Agenda Attendance Up


EQUAL TIME: At previous Agenda shows, Sea Gypsies, Lost’s sister line, typically did not get as much attendee traffic as the Lost brand. For the January show, the sibling brands received equal amounts of traffic, said Lost’s Joel Cooper. The Sea Gypsies booth is pictured above.


THE ORIGINAL: Josh Rush showed the Quiksilver Originals line at Agenda.

Attendance increased 6 percent at streetwear and action sports–focused trade show Agenda, held Jan. 7–8 at the sprawling Long Beach Convention Center in Long Beach, Calif.

For Aaron Levant, Agenda’s founder, the news of the increased attendance over last year may be proof that the brands and retailers attending the biannual show can say goodbye to the soft business of the holiday 2015 season.

“It had great energy and optimism,” Levant said of the show, which was held in more than 250,000 square feet of space at the Long Beach Convention Center, located by the busy Port of Long Beach. “People were ready to do business again.” The vendor count and the number of booths doing business at the show were about even with the January 2015 show, Levant said. Along with streetwear and action sports, Agenda also focuses on categories such as men’s fashion, women’s fashion, apothecary, backpacks and phone accessories. The show took place after a period of doldrums for the action-sports market. ActionWatch is a market-research company that focuses on specialty retailers serving surf, skate and action sports. It found that sales for these retailers declined 1.7 percent in the January-through-November time period compared with the same period the previous year, said Cary Allington of ActionWatch. Some of the biggest action-sports retailers reported tough winter holiday sales. Zumiez Inc., a mall-based retailer of action-sports fashions, posted a same-store-sales decline of 8.9 percent in December 2015 compared with last year.

Bobby Kim, a cofounder of prominent streetwear brand The Hundreds, did not mince words about 2015 business in a Dec. 28 article he wrote on the state of streetwear in Hypebeast, a forum and e-tailer: “This was one of our worst years on record.”

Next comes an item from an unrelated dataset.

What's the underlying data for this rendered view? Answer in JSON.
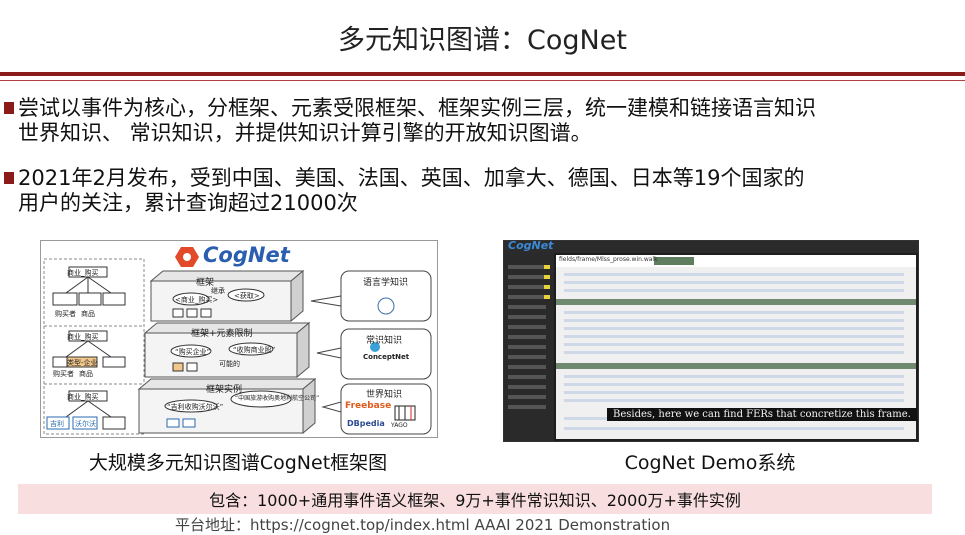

Despite anxiety about the health of the streetwear market, the show reported many high-end specialty retailers sent delegations of buyers to Agenda. Attendees included buyers from Nordstrom, Lord & Taylor, Urban Outfitters, Tilly’s, Target, Zumiez and Active. Boutique and e-commerce retailer Nasty Gal also reportedly shopped the show. Influential boutiques such as Jack’s Surf Shop also sent a delegation to Agenda. The show is a destination for core boutiques and retailers located away from the continental United States. Toda Moda, a boutique from Puerto Rico, was also spotted at the show.

There seemed to be consensus among vendors on the two-day show’s pace of buyer traffic. The first day of the show, Jan. 7, was busy. The second day, Jan. 8, was slower, although meetings were held and orders were placed, according to vendors.

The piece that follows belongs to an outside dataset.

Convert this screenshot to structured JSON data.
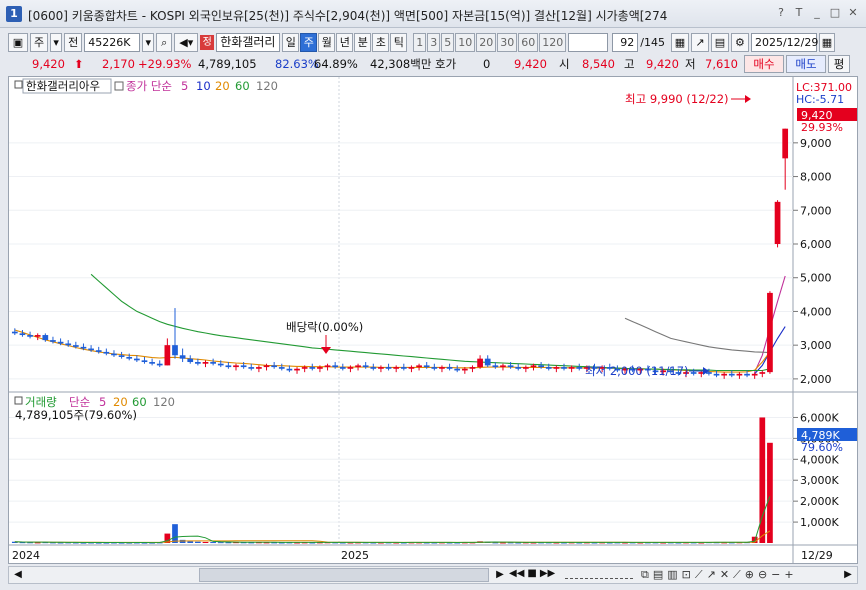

For Eme Mizioch of the Joken Style Showroom, Agenda business was spectacular, despite a series of powerful El Niño rainstorms, which soaked much of California a few days earlier. She estimated that her sales increased 80 percent over last year. “The rain and the weather did nothing to dampen the spirit of the buyers at the show,” she said. Many of the sales for her clients—Gypsea Swim, Teeink and Lux-LA—were geared toward “at-once” orders. Larger orders with later delivery dates are typically placed once retailers develop a stronger relationship with a salesperson, she said.

Joel Cooper of Lost Enterprises said that he was pleasantly surprised that the pace of attendee traffic was much busier on the first day of the show than he predicted. He was also surprised that traffic at the show seemed to be equally divided between Lost and its sister line, Sea Gypsies. At previous shows, 80 percent of the traffic had gone to Lost.

Exhibiting at the show were prominent streetwear brands such as Obey and Crooks & Castles. Vans marked its 50th anniversary at its sprawling booth. Established surfwear brands such as Billabong, Hurley and Quiksilver also exhibited at the show. However, Hurley’s booth served as a gallery space to show its new Cryptik Collection line. Quiksilver, which is going through a bankruptcy, only exhibited its Quiksilver Originals line. Josh Rush, its global creative director, described the line’s style as the “organic, grassroots Quiksilver.” Major retailers were not able to buy into it. It was intended for the core surf shops and the youth and lifestyle markets.

Also making an Agenda debut were the brands Cheap Monday, an influential Swedish denim company; Kook of the Day, a new surf brand; and Incase, a luggage and accessories line. Hoonigan, an action-sports line headquartered in Long Beach, increased the space of its booth for this edition of Agenda. It did business at a 20-by-20 booth. At Agenda’s last show, in August, it ran a 10-by-10 booth. Agenda also introduced a new section to the show, called Enclave, for premium street and men’s contemporary fashions.

A major trend at the show was blending performance, technical fabrics and fashion. The RVCA booth featured clothes made for sports such as a jiu-jitsu and coaches’ jackets that wick away moisture. The Tavik line exhibited its “Ruger Parka.” It keeps out the elements, according to a Tavik statement, but also can be zipped into other Tavik garments as well as accessories made by the company.

For Neely Shearer of the boutique In Heroes We Trust, based in LA’s Venice Beach neighborhood, one of the main fashion trends that she saw at the show was men’s long-sleeve, button-up shirting. Most shirts were presented in basic colors.

“There seemed to be a lot of artist collaborations, too,” she said of capsule collections offered by the brands.

Paulina Castelli of Venice Heights, another Venice-area boutique, reported that unisex athleisure styles seemed to be popular at the show. “I saw a lot of denim with an American heritage look and chinos styled with legs rolled up way past the ankles,” she said.

After the show closed on Jan. 8, many of the attendees and vendors walked to the convention center’s Center Theater for the Agenda Emerge Conference. Presented by Project Cobalt, Group Y and Nice Kicks, the conference features TED-style talks where business leaders and artists speak on their careers. Speaking at the Agenda Emerge Conference was Jeff Kearl, cofounder of Stance; Nic Galway, a global design vice president of Adidas Originals; Jon Wexler, a marketing chief at Adidas; and Mark Gonzalez, a pioneering skateboarder.

Next up for Agenda is its first trade show in Miami. It takes place at the Mana Wynwood Production Village Jan. 18–19.